But opponents and supporters still differ sharply over whether the latest figures mean the state can expect a successful effort to ban the death penalty, as a handful of other states have done in recent years. Both sides say they expect to see ballot measures in 2016 over the issue.
“I think the trend is going to be in the direction of ‘Let’s abolish it’ for the foreseeable future until it is abolished,” said Sacramento attorney Don Heller, a one-time supporter of capital punishment who campaigned two years ago for California to become the 19th state that does not allow for execution as a punishment option.
That effort, which would have voided death sentences for the state’s 749 condemned inmates and replaced them with sentences of life without parole, failed 52 percent to 48 percent. But the close result encouraged death penalty opponents into believing they eventually can succeed in banning executions.
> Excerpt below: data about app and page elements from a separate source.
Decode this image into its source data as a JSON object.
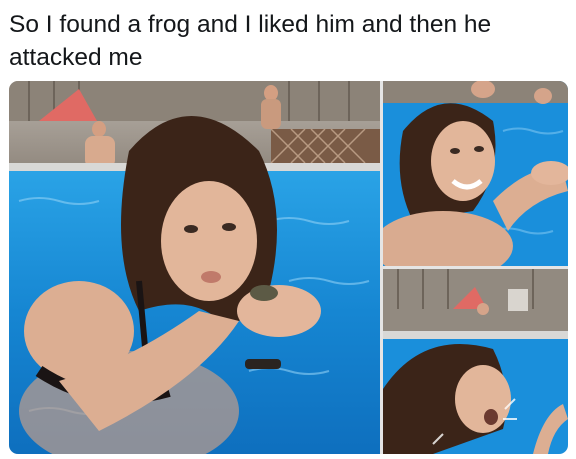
{
  "post": {
    "caption": "So I found a frog and I liked him and then he attacked me"
  },
  "photos": [
    {
      "id": "main"
    },
    {
      "id": "top-right"
    },
    {
      "id": "bottom-right"
    }
  ],
  "colors": {
    "pool_water": "#1b8fd6",
    "pool_deep": "#0d6fbf",
    "skin": "#e2b69a",
    "hair": "#3b2418",
    "fence": "#8a7f74",
    "text": "#14171a"
  }
}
“I think with some of the things that have occurred around the country – screw-ups with executions, people on death row that were exonerated by DNA evidence – those are the things that cause reasonable people to say, ‘Let’s just abolish it and life without parole is a sentence that protects the safety of the general public,’ ” Heller said.
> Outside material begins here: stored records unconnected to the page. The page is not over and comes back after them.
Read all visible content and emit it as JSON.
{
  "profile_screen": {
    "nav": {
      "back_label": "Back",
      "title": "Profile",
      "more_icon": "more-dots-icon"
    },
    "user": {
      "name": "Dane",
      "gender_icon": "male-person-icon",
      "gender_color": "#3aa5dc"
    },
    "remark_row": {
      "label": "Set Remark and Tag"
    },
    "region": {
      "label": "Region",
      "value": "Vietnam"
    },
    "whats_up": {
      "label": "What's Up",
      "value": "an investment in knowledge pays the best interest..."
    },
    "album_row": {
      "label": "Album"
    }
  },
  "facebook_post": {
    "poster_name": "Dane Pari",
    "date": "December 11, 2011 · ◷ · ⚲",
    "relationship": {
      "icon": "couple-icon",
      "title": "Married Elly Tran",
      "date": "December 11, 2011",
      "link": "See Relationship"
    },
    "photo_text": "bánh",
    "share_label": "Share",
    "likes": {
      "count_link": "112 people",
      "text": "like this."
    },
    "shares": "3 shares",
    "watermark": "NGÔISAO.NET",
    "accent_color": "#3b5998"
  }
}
The 2012 campaign for Proposition 34 was well-funded and based on selling the public on the argument that maintaining the death penalty was wasting billions of dollars, especially in light of the fact that only 13 inmates have been executed since 1978, the last in 2006.
But death penalty supporters reject those arguments and say opponents have created the delays and added the expense of maintaining the system through endless court appeals.
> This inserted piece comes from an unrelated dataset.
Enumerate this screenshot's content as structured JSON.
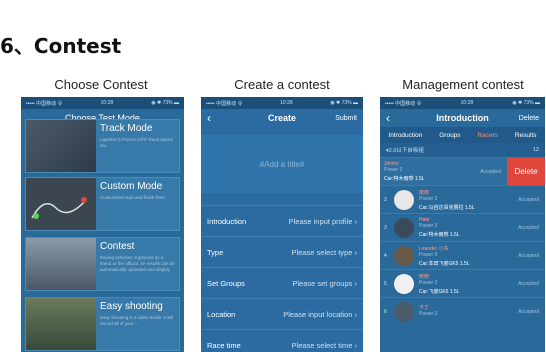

“I don’t think there’s a real shift in the number of people who believed that the death penalty is right,” said Kent Scheidegger, legal director for the Criminal Justice Legal Foundation in Sacramento.
Scheidegger conceded that there may be a “fatigue factor” among some supporters because of delays and skepticism over whether the system ever will see executions resume on a regular basis.
“I do think that it is important that we fix the problems and get it restarted,” he said. “The best argument they have is that because they’ve been blocking it we should give up,” he said. “There are people who believe that death is the just and correct punishment for the worst murderers, but who are just frustrated and fatigued.”
The issue of continued delays led to pollsters crafting a new question for voters based on the federal judge’s ruling that California’s death penalty is so slow it is unconstitutional. That question asked what California should do in light of the ruling, and 52 percent of respondents said the state should speed up the execution process. By comparison, 40 percent said the death penalty should be replaced with life without parole, and 8 percent had no opinion.
There were few surprises in which voters support keeping the death penalty and who opposes it, DiCamillo said, with registered Republicans and conservatives, as well as Protestants and voters living in the Central Valley the strongest in favor of maintaining capital punishment.
Those most likely to oppose death as an option were Democrats, liberals, Bay Area residents, voters under 30 and those who expressed no religious preference.